A Sagebrush Realm

Despite the hardships the desert imposed on travelers, the plants and animals that evolved to fit into its austere seasons and angular design demonstrate the adaptability of life, especially in the most unlikely places. The transition from the low, hot Sonoran Desert to the high, cold Great Basin Desert demonstrates the tradeoffs that plants and animals must make in response to conditions. The Sonoran Desert’s saguaro can withstand months without rain, but cannot withstand frost and relies on summer monsoon rain. The frost-resistant Joshua tree of the Mojave Desert shrugs off temperatures that would kill a saguaro, but could not withstand the heat and intermittent droughts of the Sonoran. The creosote bush that so stubbornly resists heat and drought gives way to sagebrush in the face of freezing winters. The transition from the heat-adapted Mojave to the cold-adapted Great Basin Desert starts when the inconspicuous Blackbrush displaces the creosote. The Blackbrush, in turn, soon mingles with the sagebrush, the fragrant, tough, cold-adapted signature plant of the northern reaches of the Great Basin Desert.

Ecologist Ann Zwinger observed, “Boundaries like this one fascinate me. Where does the last saguaro become a mere armless post in the ground and finally give up its footing? Where does the kangaroo rat
pause, one well-adapted desert foot poised in the air, nose twitching toward a wetter, lusher existence, and not cross over? Where is the line beyond which the desert cockroach does not tunnel? Where is the barrier that keeps the sidewinder and the fringe-toed lizard at home on the hot sands? Where does the desert tortoise blink its slow eyes and turn back to the only home it knows? In trying to define where a desert is not, one learns where it is.”

The great, continuous realm of sagebrush that defines the Great Basin Desert constitutes the single largest range of any ecosystem in the western United States, covering some 300 million acres (1.2 million sq km) and half of 11 western states. The sagebrush ecosystem evolved quickly after the planet warmed and the glaciers retreated some 12,000 years ago. Gray-green, fragrant, and stubborn, the leaves of the sagebrush are covered with almost furry hairs that protect them from both heat and frost. Sagebrush has both a fibrous surface root system for drinking in even fleeting, scattered rains and a deep-reaching taproot to quest down for groundwater. Although sagebrush plains seem flat and easy to travel through, each bush creates its own little mound as it grows up through the sand that drops from the almost ceaseless winds riffling through its leaves. For the wagon trains of settlers in the 1800s, the mounds around the plants made the sagebrush plains a great misery of constant lurching and bumping.
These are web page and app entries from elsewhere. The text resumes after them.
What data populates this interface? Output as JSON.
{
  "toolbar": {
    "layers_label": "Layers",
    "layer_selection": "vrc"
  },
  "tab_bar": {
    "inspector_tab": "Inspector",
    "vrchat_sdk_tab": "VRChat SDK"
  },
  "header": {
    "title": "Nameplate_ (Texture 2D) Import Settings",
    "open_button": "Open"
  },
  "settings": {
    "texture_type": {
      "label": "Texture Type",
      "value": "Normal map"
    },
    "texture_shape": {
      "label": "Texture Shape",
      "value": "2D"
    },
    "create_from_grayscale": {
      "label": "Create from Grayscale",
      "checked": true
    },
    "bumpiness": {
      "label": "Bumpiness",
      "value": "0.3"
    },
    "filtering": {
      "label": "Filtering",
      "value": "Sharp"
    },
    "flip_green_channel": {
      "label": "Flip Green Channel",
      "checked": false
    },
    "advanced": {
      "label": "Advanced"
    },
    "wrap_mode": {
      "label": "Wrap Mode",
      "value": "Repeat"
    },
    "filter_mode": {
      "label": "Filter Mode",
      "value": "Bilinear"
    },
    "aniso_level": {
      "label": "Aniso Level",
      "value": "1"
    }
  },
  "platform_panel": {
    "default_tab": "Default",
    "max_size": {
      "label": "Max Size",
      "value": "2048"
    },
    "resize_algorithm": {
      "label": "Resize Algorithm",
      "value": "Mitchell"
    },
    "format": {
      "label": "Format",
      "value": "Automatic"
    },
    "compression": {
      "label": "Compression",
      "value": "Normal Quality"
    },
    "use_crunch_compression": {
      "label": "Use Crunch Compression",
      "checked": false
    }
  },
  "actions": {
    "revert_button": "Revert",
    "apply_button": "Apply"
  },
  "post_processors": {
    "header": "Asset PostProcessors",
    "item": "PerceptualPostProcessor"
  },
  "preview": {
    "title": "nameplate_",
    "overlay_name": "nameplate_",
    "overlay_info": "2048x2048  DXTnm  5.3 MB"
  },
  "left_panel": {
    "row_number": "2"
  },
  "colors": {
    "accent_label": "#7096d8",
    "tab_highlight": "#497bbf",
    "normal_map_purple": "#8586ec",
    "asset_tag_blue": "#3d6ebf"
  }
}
A single, shoulder-high sage may live 150 years. Sage keeps its leaves all year long, weathering both 100-degree summers and freezing winters. It uses a different process for converting sunlight into energy, which makes it slow-growing but stubborn and drought resistant. Sagebrush did not truly take over the Great Basin Desert until people tried to make a profit from the desert by grazing cattle there. Once, the sagebrush alternated with grasslands over much of the area. But the cattle quickly chomped the grass. Once the grass was gone, the wildfires that used to control the sagebrush no longer had fuel to spread. But the cattle also couldn’t control the sagebrush because the leaves have resins to protect against drought that give most animals indigestion. As a result, cattle will mostly not touch it. So after a few decades of eating most of the grass, the cattle grazing in a huge area ran out of things to eat. And because a single bush can spread a million seeds in a year, the sagebrush invaded the overgrazed grasslands, creating a vast monoculture of sagebrush.